Records supplied: Begin

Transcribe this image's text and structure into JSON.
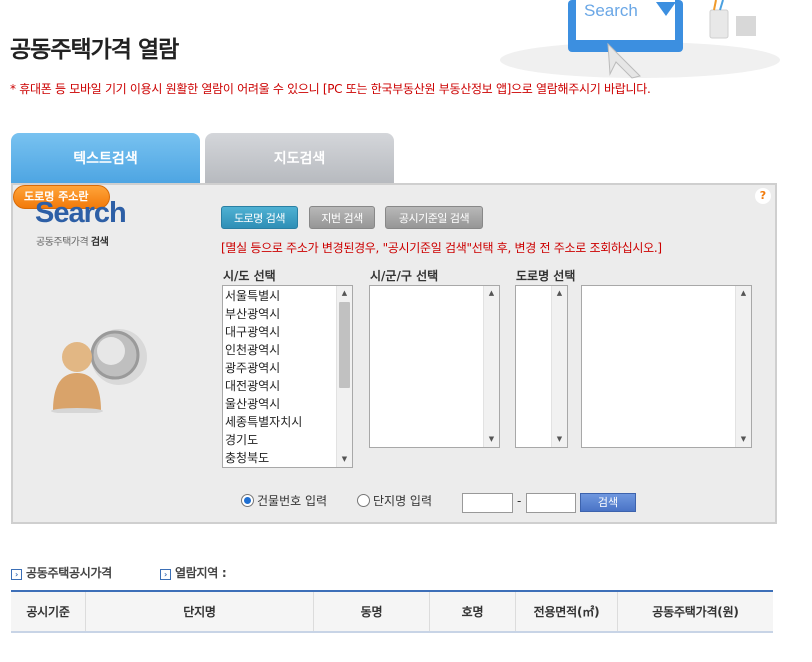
{
  "header": {
    "title": "공동주택가격 열람",
    "notice": "* 휴대폰 등 모바일 기기 이용시 원활한 열람이 어려울 수 있으니 [PC 또는 한국부동산원 부동산정보 앱]으로 열람해주시기 바랍니다.",
    "hero_text": "Search"
  },
  "tabs": [
    {
      "label": "텍스트검색",
      "active": true
    },
    {
      "label": "지도검색",
      "active": false
    }
  ],
  "search_panel": {
    "logo_word": "Search",
    "logo_sub_prefix": "공동주택가격",
    "logo_sub_bold": "검색",
    "mode_buttons": {
      "road": "도로명 검색",
      "lot": "지번 검색",
      "date": "공시기준일 검색"
    },
    "guide_button": "도로명 주소란",
    "guide_icon": "?",
    "warning": "[멸실 등으로 주소가 변경된경우, \"공시기준일 검색\"선택 후, 변경 전 주소로 조회하십시오.]",
    "labels": {
      "sido": "시/도 선택",
      "sigungu": "시/군/구 선택",
      "road": "도로명 선택"
    },
    "sido_options": [
      "서울특별시",
      "부산광역시",
      "대구광역시",
      "인천광역시",
      "광주광역시",
      "대전광역시",
      "울산광역시",
      "세종특별자치시",
      "경기도",
      "충청북도"
    ],
    "radio": {
      "building": "건물번호 입력",
      "complex": "단지명 입력",
      "selected": "building"
    },
    "number_dash": "-",
    "number_from": "",
    "number_to": "",
    "search_button": "검색"
  },
  "links": {
    "price": "공동주택공시가격",
    "region": "열람지역 :"
  },
  "table": {
    "headers": [
      "공시기준",
      "단지명",
      "동명",
      "호명",
      "전용면적(㎡)",
      "공동주택가격(원)"
    ]
  },
  "colors": {
    "active_tab": "#4ca4e2",
    "inactive_tab": "#b6b9be",
    "notice_red": "#cc0000",
    "logo_blue": "#2d5fa6",
    "guide_orange": "#f27a0a"
  }
}
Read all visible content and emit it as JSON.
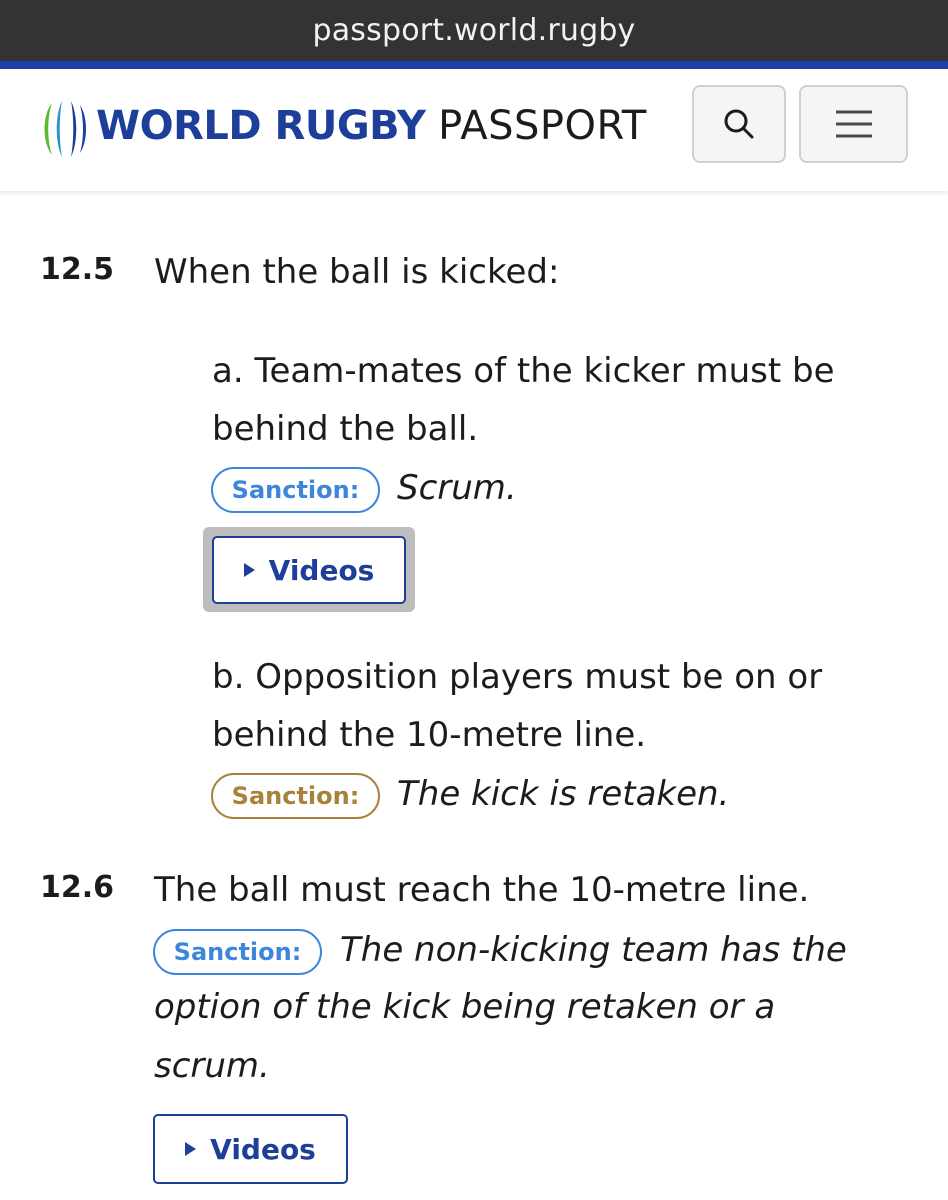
{
  "browser": {
    "url": "passport.world.rugby"
  },
  "header": {
    "brand_bold": "WORLD RUGBY",
    "brand_light": "PASSPORT",
    "logo_icon": "world-rugby-logo-icon",
    "search_icon": "search-icon",
    "menu_icon": "hamburger-menu-icon"
  },
  "colors": {
    "brand_blue": "#1e3f99",
    "badge_blue": "#3d86db",
    "badge_gold": "#a6823a",
    "url_bar": "#333333"
  },
  "law_12_5": {
    "number": "12.5",
    "heading": "When the ball is kicked:",
    "item_a": {
      "line1": "a. Team-mates of the kicker must be",
      "line2": "behind the ball.",
      "sanction_label": "Sanction:",
      "sanction_text": "Scrum.",
      "videos_label": "Videos"
    },
    "item_b": {
      "line1": "b. Opposition players must be on or",
      "line2": "behind the 10-metre line.",
      "sanction_label": "Sanction:",
      "sanction_text": "The kick is retaken."
    }
  },
  "law_12_6": {
    "number": "12.6",
    "heading": "The ball must reach the 10-metre line.",
    "sanction_label": "Sanction:",
    "sanction_line1": "The non-kicking team has the",
    "sanction_line2": "option of the kick being retaken or a",
    "sanction_line3": "scrum.",
    "videos_label": "Videos"
  }
}
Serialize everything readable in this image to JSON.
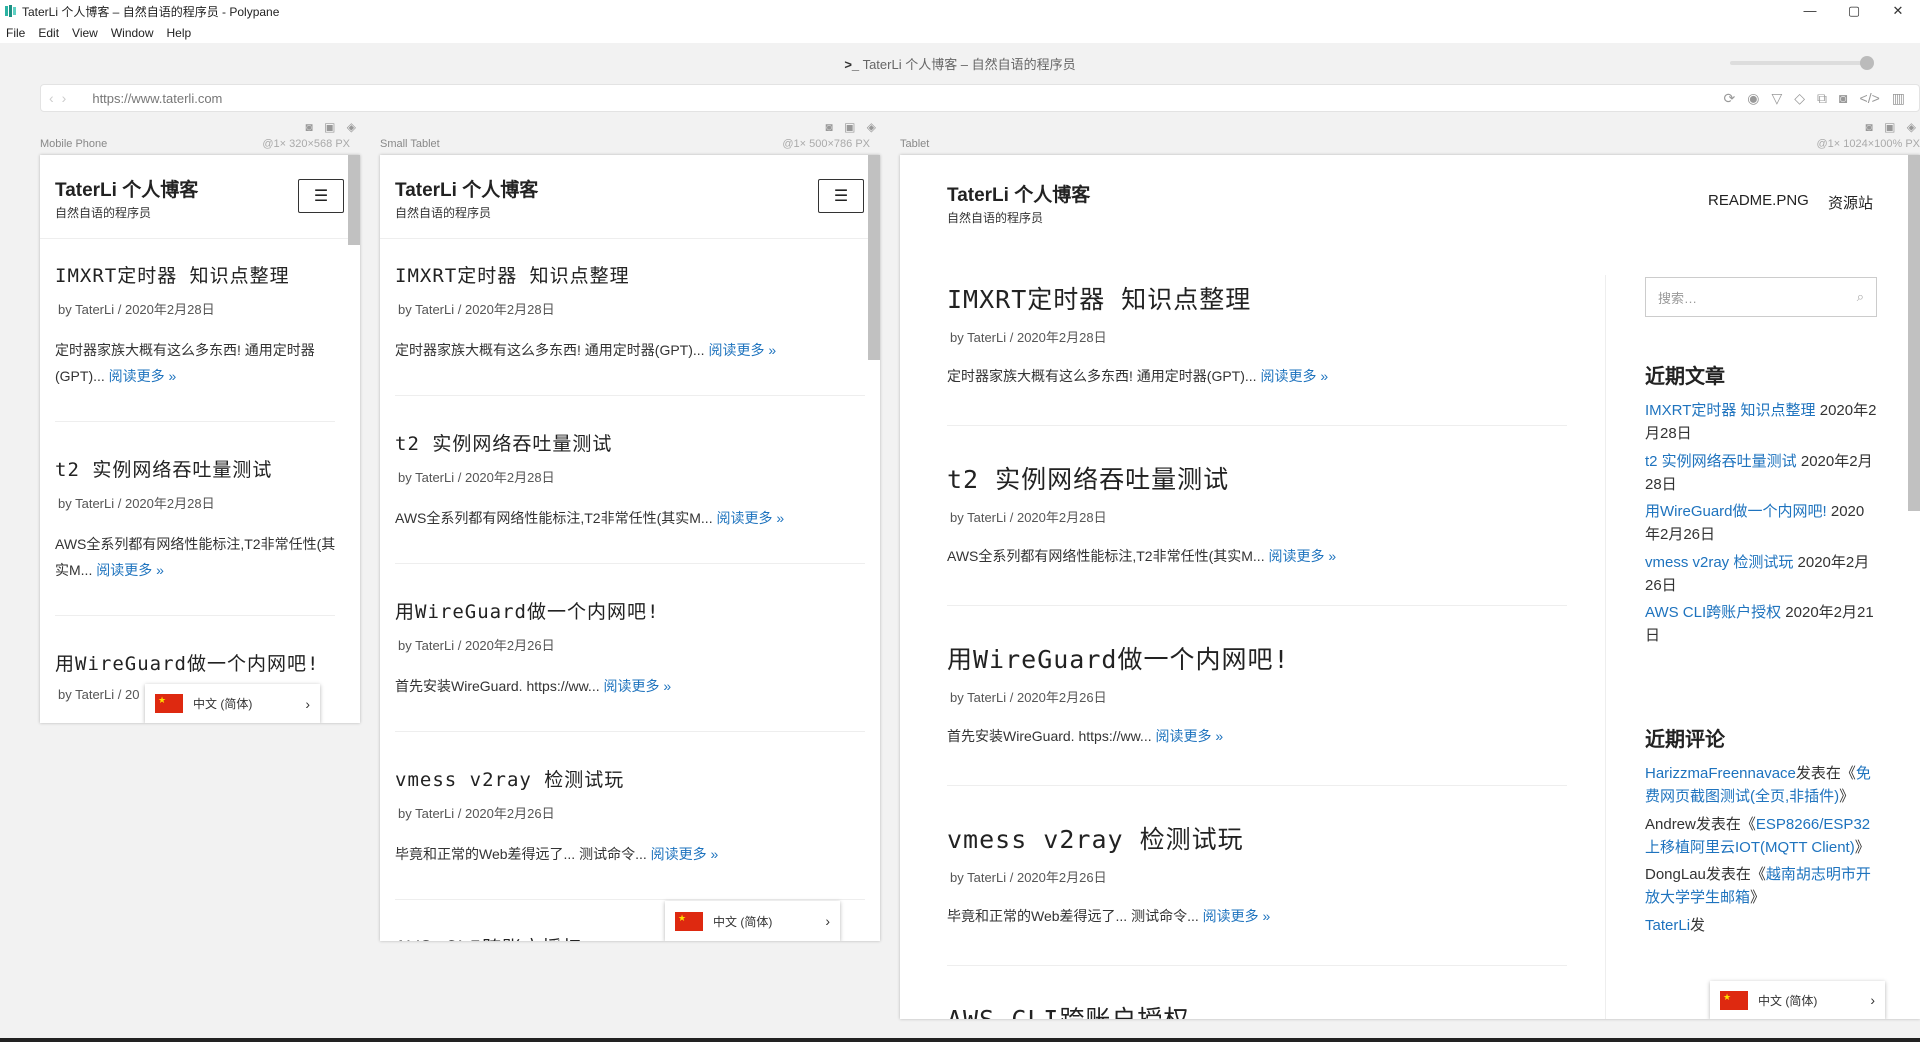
{
  "window": {
    "title": "TaterLi 个人博客 – 自然自语的程序员 - Polypane",
    "controls": [
      "—",
      "▢",
      "✕"
    ]
  },
  "menu": [
    "File",
    "Edit",
    "View",
    "Window",
    "Help"
  ],
  "toolbar": {
    "title_prefix": ">_",
    "page_title": "TaterLi 个人博客 – 自然自语的程序员",
    "url": "https://www.taterli.com",
    "back": "‹",
    "forward": "›"
  },
  "site": {
    "title": "TaterLi 个人博客",
    "description": "自然自语的程序员",
    "nav": [
      "README.PNG",
      "资源站"
    ],
    "menu_icon": "☰",
    "posts": [
      {
        "title": "IMXRT定时器 知识点整理",
        "meta": "by TaterLi / 2020年2月28日",
        "excerpt_narrow": "定时器家族大概有这么多东西! 通用定时器(GPT)...",
        "excerpt": "定时器家族大概有这么多东西! 通用定时器(GPT)...",
        "more": "阅读更多 »"
      },
      {
        "title": "t2 实例网络吞吐量测试",
        "meta": "by TaterLi / 2020年2月28日",
        "excerpt_narrow": "AWS全系列都有网络性能标注,T2非常任性(其实M...",
        "excerpt": "AWS全系列都有网络性能标注,T2非常任性(其实M...",
        "more": "阅读更多 »"
      },
      {
        "title": "用WireGuard做一个内网吧!",
        "meta": "by TaterLi / 2020年2月26日",
        "meta_short": "by TaterLi / 20",
        "excerpt": "首先安装WireGuard. https://ww...",
        "more": "阅读更多 »"
      },
      {
        "title": "vmess v2ray 检测试玩",
        "meta": "by TaterLi / 2020年2月26日",
        "excerpt": "毕竟和正常的Web差得远了... 测试命令...",
        "more": "阅读更多 »"
      },
      {
        "title": "AWS CLI跨账户授权"
      }
    ],
    "lang_label": "中文 (简体)",
    "lang_chevron": "›"
  },
  "panes": [
    {
      "name": "Mobile Phone",
      "dims": "@1× 320×568 PX"
    },
    {
      "name": "Small Tablet",
      "dims": "@1× 500×786 PX"
    },
    {
      "name": "Tablet",
      "dims": "@1× 1024×100% PX"
    }
  ],
  "pane_icons": "◙ ▣ ◈",
  "sidebar": {
    "search_placeholder": "搜索…",
    "recent_posts_title": "近期文章",
    "recent_posts": [
      {
        "link": "IMXRT定时器 知识点整理",
        "date": " 2020年2月28日"
      },
      {
        "link": "t2 实例网络吞吐量测试",
        "date": " 2020年2月28日"
      },
      {
        "link": "用WireGuard做一个内网吧!",
        "date": " 2020年2月26日"
      },
      {
        "link": "vmess v2ray 检测试玩",
        "date": " 2020年2月26日"
      },
      {
        "link": "AWS CLI跨账户授权",
        "date": " 2020年2月21日"
      }
    ],
    "recent_comments_title": "近期评论",
    "recent_comments": [
      {
        "author": "HarizzmaFreennavace",
        "mid": "发表在《",
        "post": "免费网页截图测试(全页,非插件)",
        "end": "》"
      },
      {
        "author": "Andrew",
        "mid": "发表在《",
        "post": "ESP8266/ESP32上移植阿里云IOT(MQTT Client)",
        "end": "》"
      },
      {
        "author": "DongLau",
        "mid": "发表在《",
        "post": "越南胡志明市开放大学学生邮箱",
        "end": "》"
      },
      {
        "author": "TaterLi",
        "mid": "发",
        "post": "",
        "end": ""
      }
    ]
  }
}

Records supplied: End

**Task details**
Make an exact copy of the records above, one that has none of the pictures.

**Result for this task**
Transcribe this image's text and structure into JSON.
{
  "header": {
    "title": "공동주택가격 열람",
    "notice": "* 휴대폰 등 모바일 기기 이용시 원활한 열람이 어려울 수 있으니 [PC 또는 한국부동산원 부동산정보 앱]으로 열람해주시기 바랍니다.",
    "hero_text": "Search"
  },
  "tabs": [
    {
      "label": "텍스트검색",
      "active": true
    },
    {
      "label": "지도검색",
      "active": false
    }
  ],
  "search_panel": {
    "logo_word": "Search",
    "logo_sub_prefix": "공동주택가격",
    "logo_sub_bold": "검색",
    "mode_buttons": {
      "road": "도로명 검색",
      "lot": "지번 검색",
      "date": "공시기준일 검색"
    },
    "guide_button": "도로명 주소란",
    "guide_icon": "?",
    "warning": "[멸실 등으로 주소가 변경된경우, \"공시기준일 검색\"선택 후, 변경 전 주소로 조회하십시오.]",
    "labels": {
      "sido": "시/도 선택",
      "sigungu": "시/군/구 선택",
      "road": "도로명 선택"
    },
    "sido_options": [
      "서울특별시",
      "부산광역시",
      "대구광역시",
      "인천광역시",
      "광주광역시",
      "대전광역시",
      "울산광역시",
      "세종특별자치시",
      "경기도",
      "충청북도"
    ],
    "radio": {
      "building": "건물번호 입력",
      "complex": "단지명 입력",
      "selected": "building"
    },
    "number_dash": "-",
    "number_from": "",
    "number_to": "",
    "search_button": "검색"
  },
  "links": {
    "price": "공동주택공시가격",
    "region": "열람지역 :"
  },
  "table": {
    "headers": [
      "공시기준",
      "단지명",
      "동명",
      "호명",
      "전용면적(㎡)",
      "공동주택가격(원)"
    ]
  },
  "colors": {
    "active_tab": "#4ca4e2",
    "inactive_tab": "#b6b9be",
    "notice_red": "#cc0000",
    "logo_blue": "#2d5fa6",
    "guide_orange": "#f27a0a"
  }
}
Read all visible content and emit it as JSON.
{
  "browser": {
    "url": "passport.world.rugby"
  },
  "header": {
    "brand_bold": "WORLD RUGBY",
    "brand_light": "PASSPORT",
    "logo_icon": "world-rugby-logo-icon",
    "search_icon": "search-icon",
    "menu_icon": "hamburger-menu-icon"
  },
  "colors": {
    "brand_blue": "#1e3f99",
    "badge_blue": "#3d86db",
    "badge_gold": "#a6823a",
    "url_bar": "#333333"
  },
  "law_12_5": {
    "number": "12.5",
    "heading": "When the ball is kicked:",
    "item_a": {
      "line1": "a. Team-mates of the kicker must be",
      "line2": "behind the ball.",
      "sanction_label": "Sanction:",
      "sanction_text": "Scrum.",
      "videos_label": "Videos"
    },
    "item_b": {
      "line1": "b. Opposition players must be on or",
      "line2": "behind the 10-metre line.",
      "sanction_label": "Sanction:",
      "sanction_text": "The kick is retaken."
    }
  },
  "law_12_6": {
    "number": "12.6",
    "heading": "The ball must reach the 10-metre line.",
    "sanction_label": "Sanction:",
    "sanction_line1": "The non-kicking team has the",
    "sanction_line2": "option of the kick being retaken or a",
    "sanction_line3": "scrum.",
    "videos_label": "Videos"
  }
}
Serialize everything readable in this image to JSON.
{
  "window": {
    "title": "TaterLi 个人博客 – 自然自语的程序员 - Polypane",
    "controls": [
      "—",
      "▢",
      "✕"
    ]
  },
  "menu": [
    "File",
    "Edit",
    "View",
    "Window",
    "Help"
  ],
  "toolbar": {
    "title_prefix": ">_",
    "page_title": "TaterLi 个人博客 – 自然自语的程序员",
    "url": "https://www.taterli.com",
    "back": "‹",
    "forward": "›"
  },
  "site": {
    "title": "TaterLi 个人博客",
    "description": "自然自语的程序员",
    "nav": [
      "README.PNG",
      "资源站"
    ],
    "menu_icon": "☰",
    "posts": [
      {
        "title": "IMXRT定时器 知识点整理",
        "meta": "by TaterLi / 2020年2月28日",
        "excerpt_narrow": "定时器家族大概有这么多东西! 通用定时器(GPT)...",
        "excerpt": "定时器家族大概有这么多东西! 通用定时器(GPT)...",
        "more": "阅读更多 »"
      },
      {
        "title": "t2 实例网络吞吐量测试",
        "meta": "by TaterLi / 2020年2月28日",
        "excerpt_narrow": "AWS全系列都有网络性能标注,T2非常任性(其实M...",
        "excerpt": "AWS全系列都有网络性能标注,T2非常任性(其实M...",
        "more": "阅读更多 »"
      },
      {
        "title": "用WireGuard做一个内网吧!",
        "meta": "by TaterLi / 2020年2月26日",
        "meta_short": "by TaterLi / 20",
        "excerpt": "首先安装WireGuard. https://ww...",
        "more": "阅读更多 »"
      },
      {
        "title": "vmess v2ray 检测试玩",
        "meta": "by TaterLi / 2020年2月26日",
        "excerpt": "毕竟和正常的Web差得远了... 测试命令...",
        "more": "阅读更多 »"
      },
      {
        "title": "AWS CLI跨账户授权"
      }
    ],
    "lang_label": "中文 (简体)",
    "lang_chevron": "›"
  },
  "panes": [
    {
      "name": "Mobile Phone",
      "dims": "@1× 320×568 PX"
    },
    {
      "name": "Small Tablet",
      "dims": "@1× 500×786 PX"
    },
    {
      "name": "Tablet",
      "dims": "@1× 1024×100% PX"
    }
  ],
  "pane_icons": "◙ ▣ ◈",
  "sidebar": {
    "search_placeholder": "搜索…",
    "recent_posts_title": "近期文章",
    "recent_posts": [
      {
        "link": "IMXRT定时器 知识点整理",
        "date": " 2020年2月28日"
      },
      {
        "link": "t2 实例网络吞吐量测试",
        "date": " 2020年2月28日"
      },
      {
        "link": "用WireGuard做一个内网吧!",
        "date": " 2020年2月26日"
      },
      {
        "link": "vmess v2ray 检测试玩",
        "date": " 2020年2月26日"
      },
      {
        "link": "AWS CLI跨账户授权",
        "date": " 2020年2月21日"
      }
    ],
    "recent_comments_title": "近期评论",
    "recent_comments": [
      {
        "author": "HarizzmaFreennavace",
        "mid": "发表在《",
        "post": "免费网页截图测试(全页,非插件)",
        "end": "》"
      },
      {
        "author": "Andrew",
        "mid": "发表在《",
        "post": "ESP8266/ESP32上移植阿里云IOT(MQTT Client)",
        "end": "》"
      },
      {
        "author": "DongLau",
        "mid": "发表在《",
        "post": "越南胡志明市开放大学学生邮箱",
        "end": "》"
      },
      {
        "author": "TaterLi",
        "mid": "发",
        "post": "",
        "end": ""
      }
    ]
  }
}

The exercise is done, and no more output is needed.